Sunday, January 30, 2011


Written and Directed by Kiran Rao
Starring Prateik, Monica Dogra and Aamir Khan

I learned a new word the other day – “hindie”. Basically, this is an amalgamation of “Hindi” and “indie”, the former being an Indian language and the latter being the term we have come to associate with films made outside the studio system. You will have to pardon my ignorance on the subject; I don’t see a lot of Indian film. In an effort to change that, albeit a very small one, I caught film festival favourite, DHOBI GHAT, by first time director, Kiran Rao, starring up and coming actors, Prateik and Monica Dogra, as well as veteran Indian actor, Aamir Khan (Rao's husband to boot). It may have taken me a few minutes to adjust to some of the iffier acting and questionable shot choices but once I did, I was taken in by its great sensitivity and compassion.

The “Dhobi Ghat” is a well-known place in Mumbai where “dhobis” wash clothing in the street for hotels, hospitals and rich folk. The film both takes its name and stems from this place. Munna (Prateik), is a young “dhobi” with aspirations of becoming an actor. He certainly has the face for it but, instead of getting him the notice of a famous film producer, his face grabs the attention of a young, unemployed amateur photographer, named Shai (Monica Dogra). Shai comes from a great deal of money and therefore cannot really entertain the idea of falling for a “dhobi”. She also has unresolved issues for a former flame, Arun (Aamir Khan), who also happens to have his laundry done by Munna. Arun himself, a reclusive painter, is finding new inspiration and life in a series of videos a former resident of his new apartment left behind.

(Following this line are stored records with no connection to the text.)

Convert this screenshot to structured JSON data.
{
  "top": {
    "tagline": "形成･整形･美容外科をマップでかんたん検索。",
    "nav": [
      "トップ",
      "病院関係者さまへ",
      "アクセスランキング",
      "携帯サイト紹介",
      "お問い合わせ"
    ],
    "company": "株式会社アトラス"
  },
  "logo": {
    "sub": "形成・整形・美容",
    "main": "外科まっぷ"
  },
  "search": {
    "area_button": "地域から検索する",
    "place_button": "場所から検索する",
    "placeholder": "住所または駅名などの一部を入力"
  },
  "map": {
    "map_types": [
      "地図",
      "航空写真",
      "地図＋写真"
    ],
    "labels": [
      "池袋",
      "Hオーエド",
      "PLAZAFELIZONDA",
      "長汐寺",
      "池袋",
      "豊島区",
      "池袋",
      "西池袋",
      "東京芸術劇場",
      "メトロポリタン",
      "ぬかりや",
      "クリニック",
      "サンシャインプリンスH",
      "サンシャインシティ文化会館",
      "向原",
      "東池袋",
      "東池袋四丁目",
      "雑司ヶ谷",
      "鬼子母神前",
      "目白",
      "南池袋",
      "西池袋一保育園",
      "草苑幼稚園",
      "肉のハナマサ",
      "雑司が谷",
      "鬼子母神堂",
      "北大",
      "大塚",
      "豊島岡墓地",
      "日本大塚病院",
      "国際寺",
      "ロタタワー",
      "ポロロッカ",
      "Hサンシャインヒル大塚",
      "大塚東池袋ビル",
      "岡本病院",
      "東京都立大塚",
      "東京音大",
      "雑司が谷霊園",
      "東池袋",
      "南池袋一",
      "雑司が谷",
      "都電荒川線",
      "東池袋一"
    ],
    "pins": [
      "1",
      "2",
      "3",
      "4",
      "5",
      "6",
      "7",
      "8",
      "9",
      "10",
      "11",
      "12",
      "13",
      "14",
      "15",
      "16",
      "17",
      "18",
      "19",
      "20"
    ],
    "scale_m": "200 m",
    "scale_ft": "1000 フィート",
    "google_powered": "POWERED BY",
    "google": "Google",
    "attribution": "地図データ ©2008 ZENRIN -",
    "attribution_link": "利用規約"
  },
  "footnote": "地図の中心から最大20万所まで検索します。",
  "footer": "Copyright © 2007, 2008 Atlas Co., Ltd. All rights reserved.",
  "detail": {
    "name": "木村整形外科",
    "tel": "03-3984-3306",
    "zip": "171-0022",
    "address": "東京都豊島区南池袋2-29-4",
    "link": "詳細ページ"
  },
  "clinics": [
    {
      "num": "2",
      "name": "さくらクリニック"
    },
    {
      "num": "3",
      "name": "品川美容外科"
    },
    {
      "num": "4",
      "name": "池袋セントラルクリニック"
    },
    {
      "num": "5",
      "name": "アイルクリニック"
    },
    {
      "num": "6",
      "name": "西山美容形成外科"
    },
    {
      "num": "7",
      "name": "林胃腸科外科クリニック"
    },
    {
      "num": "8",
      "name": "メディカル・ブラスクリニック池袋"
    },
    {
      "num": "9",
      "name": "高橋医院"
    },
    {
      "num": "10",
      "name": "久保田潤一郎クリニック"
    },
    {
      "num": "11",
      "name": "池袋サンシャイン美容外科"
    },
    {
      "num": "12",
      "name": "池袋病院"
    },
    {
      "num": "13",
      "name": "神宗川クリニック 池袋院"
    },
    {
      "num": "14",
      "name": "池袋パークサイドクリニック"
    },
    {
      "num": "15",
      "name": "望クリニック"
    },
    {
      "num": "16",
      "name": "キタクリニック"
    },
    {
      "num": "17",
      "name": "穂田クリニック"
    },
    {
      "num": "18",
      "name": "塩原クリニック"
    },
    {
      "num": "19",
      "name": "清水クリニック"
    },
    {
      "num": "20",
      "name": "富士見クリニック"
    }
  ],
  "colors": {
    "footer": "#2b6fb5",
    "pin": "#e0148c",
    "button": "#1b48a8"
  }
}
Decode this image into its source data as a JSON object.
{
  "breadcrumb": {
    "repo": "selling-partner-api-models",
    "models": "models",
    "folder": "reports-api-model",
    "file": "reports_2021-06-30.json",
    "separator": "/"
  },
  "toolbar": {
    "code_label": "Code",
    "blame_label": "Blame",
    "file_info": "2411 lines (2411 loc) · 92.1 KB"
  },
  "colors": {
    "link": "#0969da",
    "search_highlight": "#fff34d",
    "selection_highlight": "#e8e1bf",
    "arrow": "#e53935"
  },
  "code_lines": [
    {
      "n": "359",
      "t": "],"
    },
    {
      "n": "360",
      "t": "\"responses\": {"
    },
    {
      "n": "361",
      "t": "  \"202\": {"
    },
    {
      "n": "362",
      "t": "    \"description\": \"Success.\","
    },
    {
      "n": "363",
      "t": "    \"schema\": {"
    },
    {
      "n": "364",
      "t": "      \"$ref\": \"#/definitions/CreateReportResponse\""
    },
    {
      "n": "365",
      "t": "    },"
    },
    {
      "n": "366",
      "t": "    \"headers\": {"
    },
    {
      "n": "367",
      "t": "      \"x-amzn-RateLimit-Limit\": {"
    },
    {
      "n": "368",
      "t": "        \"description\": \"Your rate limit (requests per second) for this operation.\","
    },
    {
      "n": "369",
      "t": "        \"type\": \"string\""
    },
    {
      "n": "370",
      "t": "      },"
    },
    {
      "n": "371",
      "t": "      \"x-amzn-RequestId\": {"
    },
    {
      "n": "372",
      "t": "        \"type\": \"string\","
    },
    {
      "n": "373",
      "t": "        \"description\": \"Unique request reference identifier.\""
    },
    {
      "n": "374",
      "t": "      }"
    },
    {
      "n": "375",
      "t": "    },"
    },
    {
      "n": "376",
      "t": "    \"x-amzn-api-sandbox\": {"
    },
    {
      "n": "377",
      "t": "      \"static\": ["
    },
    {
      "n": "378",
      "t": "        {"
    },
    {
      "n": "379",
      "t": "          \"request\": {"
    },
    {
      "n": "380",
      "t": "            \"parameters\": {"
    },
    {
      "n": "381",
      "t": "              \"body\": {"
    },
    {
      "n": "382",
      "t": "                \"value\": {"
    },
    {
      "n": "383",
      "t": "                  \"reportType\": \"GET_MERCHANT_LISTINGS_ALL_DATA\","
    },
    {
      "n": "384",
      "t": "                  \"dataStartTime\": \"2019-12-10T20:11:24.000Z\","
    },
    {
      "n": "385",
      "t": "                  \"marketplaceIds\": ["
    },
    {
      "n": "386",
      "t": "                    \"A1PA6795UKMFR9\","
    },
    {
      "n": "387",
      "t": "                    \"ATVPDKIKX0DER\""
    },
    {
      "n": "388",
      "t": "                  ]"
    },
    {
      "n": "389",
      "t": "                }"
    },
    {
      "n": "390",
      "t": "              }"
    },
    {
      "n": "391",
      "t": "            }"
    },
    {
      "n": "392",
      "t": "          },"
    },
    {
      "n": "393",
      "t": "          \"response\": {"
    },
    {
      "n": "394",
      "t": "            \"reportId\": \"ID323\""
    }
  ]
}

The window to this girl’s life, and all of its complex trappings, is curious and fascinating but also unexpectedly heartbreaking.

In some ways, DHOBI GHAT relies too heavily on overly simplified conventions to sturdy its foundation. While I’m sure class separation is still very real in Mumbai, the spoiled little rich girl falling for the poor handsome boy from the streets has been done. Rao infuses her delicately woven web between her three characters with great care though, enough so that they are all able to show sides of themselves that are contrasting and compelling. They are all bound by obligation, status and history but they are also all moving towards something altogether new in their lives and they know it. Perhaps some fresh clothing and perspective will allow them to stop fighting the change and just give in.